THE RECORDS:
══════════════════════════════

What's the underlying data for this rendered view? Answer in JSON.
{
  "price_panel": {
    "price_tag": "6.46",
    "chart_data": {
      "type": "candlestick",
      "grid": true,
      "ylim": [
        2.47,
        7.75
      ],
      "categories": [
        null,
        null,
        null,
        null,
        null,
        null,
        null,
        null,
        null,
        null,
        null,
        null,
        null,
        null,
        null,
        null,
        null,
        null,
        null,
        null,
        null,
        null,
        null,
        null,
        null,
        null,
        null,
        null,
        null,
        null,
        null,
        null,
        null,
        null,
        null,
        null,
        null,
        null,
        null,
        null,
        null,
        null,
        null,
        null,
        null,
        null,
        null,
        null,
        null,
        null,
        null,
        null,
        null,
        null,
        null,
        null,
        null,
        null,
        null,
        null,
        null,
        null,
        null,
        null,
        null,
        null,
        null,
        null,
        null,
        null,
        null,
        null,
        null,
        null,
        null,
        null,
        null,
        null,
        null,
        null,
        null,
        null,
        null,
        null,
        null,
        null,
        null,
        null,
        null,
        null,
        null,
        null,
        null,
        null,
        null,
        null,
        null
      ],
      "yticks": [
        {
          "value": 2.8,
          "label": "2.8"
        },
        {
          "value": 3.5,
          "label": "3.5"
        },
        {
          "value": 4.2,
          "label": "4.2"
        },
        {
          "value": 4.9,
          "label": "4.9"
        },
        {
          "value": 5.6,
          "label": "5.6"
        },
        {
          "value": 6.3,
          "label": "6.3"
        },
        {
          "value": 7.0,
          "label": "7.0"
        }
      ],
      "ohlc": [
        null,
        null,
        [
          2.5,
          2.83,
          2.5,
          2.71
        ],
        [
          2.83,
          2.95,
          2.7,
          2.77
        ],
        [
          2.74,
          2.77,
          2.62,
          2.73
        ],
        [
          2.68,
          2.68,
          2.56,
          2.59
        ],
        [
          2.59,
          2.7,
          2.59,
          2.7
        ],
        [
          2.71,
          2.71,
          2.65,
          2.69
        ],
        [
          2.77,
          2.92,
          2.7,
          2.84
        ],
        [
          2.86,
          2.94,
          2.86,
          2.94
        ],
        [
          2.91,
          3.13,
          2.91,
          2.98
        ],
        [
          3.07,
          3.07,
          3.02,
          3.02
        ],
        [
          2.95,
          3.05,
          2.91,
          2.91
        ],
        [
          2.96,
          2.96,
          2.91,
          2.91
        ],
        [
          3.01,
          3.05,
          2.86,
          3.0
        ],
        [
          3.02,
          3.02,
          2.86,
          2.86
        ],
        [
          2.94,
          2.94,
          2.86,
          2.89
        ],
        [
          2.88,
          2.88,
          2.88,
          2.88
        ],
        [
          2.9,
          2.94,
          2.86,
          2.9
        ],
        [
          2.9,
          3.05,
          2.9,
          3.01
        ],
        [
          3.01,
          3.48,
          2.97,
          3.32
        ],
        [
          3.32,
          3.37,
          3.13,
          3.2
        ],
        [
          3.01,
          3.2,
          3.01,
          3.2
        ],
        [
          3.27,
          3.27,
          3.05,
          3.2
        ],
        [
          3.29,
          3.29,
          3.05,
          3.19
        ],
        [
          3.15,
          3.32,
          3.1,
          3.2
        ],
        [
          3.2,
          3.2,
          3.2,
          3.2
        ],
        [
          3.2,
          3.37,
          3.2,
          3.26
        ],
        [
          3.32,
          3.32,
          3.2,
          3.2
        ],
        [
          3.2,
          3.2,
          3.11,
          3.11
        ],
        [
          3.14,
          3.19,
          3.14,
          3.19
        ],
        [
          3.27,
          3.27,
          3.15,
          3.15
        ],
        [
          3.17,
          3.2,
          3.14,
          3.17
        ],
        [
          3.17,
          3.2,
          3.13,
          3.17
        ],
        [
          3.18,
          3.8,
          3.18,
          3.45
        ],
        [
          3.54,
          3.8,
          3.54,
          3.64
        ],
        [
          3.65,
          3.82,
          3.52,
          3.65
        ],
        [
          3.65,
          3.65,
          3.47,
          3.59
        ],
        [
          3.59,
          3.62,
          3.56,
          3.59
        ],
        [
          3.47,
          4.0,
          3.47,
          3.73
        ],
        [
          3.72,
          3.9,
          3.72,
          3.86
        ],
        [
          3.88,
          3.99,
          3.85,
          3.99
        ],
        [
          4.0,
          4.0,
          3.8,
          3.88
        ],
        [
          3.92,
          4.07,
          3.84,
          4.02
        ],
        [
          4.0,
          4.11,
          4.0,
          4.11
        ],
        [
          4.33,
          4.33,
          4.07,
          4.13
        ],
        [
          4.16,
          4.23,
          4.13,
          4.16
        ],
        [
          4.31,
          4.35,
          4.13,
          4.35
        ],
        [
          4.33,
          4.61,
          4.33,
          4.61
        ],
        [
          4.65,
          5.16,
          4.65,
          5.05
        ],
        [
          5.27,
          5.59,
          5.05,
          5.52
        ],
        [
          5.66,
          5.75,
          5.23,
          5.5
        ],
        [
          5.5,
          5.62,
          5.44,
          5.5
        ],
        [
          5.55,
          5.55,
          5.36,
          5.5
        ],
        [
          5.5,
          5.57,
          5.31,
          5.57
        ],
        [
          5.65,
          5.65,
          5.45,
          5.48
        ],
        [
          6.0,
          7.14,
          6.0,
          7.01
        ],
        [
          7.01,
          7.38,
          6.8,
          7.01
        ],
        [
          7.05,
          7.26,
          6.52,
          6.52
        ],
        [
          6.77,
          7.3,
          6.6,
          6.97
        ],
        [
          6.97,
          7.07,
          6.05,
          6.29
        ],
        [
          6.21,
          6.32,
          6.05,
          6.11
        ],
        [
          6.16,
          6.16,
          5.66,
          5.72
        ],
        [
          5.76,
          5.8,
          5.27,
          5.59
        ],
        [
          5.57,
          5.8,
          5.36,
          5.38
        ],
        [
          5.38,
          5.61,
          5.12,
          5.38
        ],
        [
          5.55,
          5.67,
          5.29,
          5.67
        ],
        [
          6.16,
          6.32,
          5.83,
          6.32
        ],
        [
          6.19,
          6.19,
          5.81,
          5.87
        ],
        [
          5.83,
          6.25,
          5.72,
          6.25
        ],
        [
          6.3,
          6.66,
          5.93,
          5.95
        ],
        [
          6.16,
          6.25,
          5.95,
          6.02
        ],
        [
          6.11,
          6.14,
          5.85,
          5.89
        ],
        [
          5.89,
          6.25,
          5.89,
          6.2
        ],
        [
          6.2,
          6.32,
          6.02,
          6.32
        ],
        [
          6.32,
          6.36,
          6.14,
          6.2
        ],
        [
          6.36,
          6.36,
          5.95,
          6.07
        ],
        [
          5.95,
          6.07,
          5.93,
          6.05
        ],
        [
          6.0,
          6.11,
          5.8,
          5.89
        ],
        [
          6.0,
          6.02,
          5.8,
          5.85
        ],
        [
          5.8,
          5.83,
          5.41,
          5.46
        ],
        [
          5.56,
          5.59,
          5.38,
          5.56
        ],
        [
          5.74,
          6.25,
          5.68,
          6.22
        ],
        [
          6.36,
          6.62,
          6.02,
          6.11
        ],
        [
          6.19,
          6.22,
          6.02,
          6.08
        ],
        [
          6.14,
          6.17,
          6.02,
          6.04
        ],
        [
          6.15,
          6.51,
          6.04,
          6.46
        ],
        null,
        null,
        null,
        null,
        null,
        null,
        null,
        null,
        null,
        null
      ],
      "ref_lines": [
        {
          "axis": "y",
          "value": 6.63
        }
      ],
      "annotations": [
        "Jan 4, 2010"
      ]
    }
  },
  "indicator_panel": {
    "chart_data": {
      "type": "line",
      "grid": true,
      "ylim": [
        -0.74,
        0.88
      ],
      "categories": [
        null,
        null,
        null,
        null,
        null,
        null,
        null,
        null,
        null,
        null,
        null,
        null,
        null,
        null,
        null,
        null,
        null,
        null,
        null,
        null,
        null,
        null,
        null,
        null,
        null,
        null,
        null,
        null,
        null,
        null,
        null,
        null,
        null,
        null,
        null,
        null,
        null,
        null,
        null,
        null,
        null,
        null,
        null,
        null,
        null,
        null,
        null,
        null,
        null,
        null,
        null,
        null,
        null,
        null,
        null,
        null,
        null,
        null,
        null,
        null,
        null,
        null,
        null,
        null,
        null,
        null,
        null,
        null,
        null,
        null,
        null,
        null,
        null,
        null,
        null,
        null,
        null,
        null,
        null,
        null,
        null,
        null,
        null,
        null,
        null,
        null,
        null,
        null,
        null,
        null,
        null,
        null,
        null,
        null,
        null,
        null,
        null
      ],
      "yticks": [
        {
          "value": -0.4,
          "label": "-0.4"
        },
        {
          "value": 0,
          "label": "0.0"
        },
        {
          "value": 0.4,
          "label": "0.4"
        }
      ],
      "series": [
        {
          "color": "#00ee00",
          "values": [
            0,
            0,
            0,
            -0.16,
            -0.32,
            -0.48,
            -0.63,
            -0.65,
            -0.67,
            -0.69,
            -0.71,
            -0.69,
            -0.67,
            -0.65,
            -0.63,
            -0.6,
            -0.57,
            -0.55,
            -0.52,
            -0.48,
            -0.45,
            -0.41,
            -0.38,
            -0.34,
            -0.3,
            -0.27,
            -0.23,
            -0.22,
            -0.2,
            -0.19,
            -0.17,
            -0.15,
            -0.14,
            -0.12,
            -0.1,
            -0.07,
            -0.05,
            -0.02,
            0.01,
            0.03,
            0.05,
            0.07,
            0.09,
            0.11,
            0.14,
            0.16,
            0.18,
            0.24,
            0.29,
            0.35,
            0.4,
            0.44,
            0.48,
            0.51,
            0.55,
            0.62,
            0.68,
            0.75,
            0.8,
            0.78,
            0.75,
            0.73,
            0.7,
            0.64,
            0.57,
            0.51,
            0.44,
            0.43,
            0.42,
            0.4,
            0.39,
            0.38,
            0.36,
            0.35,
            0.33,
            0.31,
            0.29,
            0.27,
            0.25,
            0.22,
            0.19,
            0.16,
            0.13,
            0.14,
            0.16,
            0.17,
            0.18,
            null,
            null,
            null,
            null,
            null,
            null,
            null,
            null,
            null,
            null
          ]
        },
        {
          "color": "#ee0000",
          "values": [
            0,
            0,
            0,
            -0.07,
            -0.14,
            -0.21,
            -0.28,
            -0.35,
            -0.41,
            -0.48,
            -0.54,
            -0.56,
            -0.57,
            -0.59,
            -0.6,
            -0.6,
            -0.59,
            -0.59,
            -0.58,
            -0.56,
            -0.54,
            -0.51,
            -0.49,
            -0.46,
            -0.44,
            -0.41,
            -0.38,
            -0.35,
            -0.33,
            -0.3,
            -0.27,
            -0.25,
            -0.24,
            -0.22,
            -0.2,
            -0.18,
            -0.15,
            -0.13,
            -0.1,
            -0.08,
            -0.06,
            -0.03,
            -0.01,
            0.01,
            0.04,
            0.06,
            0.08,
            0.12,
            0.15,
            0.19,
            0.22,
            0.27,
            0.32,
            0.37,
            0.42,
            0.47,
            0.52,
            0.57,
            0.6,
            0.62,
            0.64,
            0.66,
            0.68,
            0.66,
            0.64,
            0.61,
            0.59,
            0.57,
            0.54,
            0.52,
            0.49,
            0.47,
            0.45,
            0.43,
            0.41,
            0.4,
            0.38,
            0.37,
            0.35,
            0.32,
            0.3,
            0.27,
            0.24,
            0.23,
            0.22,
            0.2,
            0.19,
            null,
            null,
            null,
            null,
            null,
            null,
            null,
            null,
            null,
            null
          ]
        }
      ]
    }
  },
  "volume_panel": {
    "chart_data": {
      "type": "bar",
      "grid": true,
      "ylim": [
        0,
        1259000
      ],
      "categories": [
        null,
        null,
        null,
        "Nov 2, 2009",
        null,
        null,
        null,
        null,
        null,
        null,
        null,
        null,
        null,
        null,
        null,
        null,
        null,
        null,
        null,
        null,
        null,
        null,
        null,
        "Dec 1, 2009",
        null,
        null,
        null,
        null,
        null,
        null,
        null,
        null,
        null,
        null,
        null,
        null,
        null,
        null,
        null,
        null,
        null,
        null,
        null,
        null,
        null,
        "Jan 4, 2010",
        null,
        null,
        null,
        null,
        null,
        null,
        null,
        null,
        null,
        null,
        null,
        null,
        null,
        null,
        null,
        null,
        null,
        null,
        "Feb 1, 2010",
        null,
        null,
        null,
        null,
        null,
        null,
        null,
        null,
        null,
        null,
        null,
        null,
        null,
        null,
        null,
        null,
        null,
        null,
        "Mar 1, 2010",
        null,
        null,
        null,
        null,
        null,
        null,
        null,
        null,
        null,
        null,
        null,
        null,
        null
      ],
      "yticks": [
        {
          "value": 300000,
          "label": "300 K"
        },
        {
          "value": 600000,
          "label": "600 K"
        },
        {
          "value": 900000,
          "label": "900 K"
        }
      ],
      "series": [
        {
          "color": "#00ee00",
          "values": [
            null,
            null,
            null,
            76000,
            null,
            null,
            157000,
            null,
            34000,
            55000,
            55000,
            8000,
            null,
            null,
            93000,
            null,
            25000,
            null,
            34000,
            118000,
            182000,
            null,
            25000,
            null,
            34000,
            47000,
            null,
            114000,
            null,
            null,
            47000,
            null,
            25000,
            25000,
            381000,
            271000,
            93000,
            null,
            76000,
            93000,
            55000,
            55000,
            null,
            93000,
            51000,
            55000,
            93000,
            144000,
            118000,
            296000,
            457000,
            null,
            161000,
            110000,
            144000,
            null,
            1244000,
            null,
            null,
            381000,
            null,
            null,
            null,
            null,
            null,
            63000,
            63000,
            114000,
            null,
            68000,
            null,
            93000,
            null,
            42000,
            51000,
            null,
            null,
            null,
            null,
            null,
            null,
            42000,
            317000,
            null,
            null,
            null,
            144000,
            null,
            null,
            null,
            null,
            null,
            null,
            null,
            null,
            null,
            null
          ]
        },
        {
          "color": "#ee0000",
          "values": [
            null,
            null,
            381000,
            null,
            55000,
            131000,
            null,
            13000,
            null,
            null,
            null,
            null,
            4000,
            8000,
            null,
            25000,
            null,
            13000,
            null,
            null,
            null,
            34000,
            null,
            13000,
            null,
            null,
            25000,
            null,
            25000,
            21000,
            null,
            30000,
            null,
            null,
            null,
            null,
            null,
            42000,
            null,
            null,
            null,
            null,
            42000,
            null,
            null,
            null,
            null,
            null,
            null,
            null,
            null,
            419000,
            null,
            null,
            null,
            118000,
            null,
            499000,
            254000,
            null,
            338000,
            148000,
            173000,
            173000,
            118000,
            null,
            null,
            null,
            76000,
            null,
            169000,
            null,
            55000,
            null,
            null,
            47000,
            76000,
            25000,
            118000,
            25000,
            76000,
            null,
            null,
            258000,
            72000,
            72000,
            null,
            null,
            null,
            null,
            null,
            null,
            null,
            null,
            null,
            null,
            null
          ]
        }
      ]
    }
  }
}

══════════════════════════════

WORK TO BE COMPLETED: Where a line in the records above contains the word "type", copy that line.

RESULT BELOW:
      "type": "candlestick",
      "type": "line",
      "type": "bar",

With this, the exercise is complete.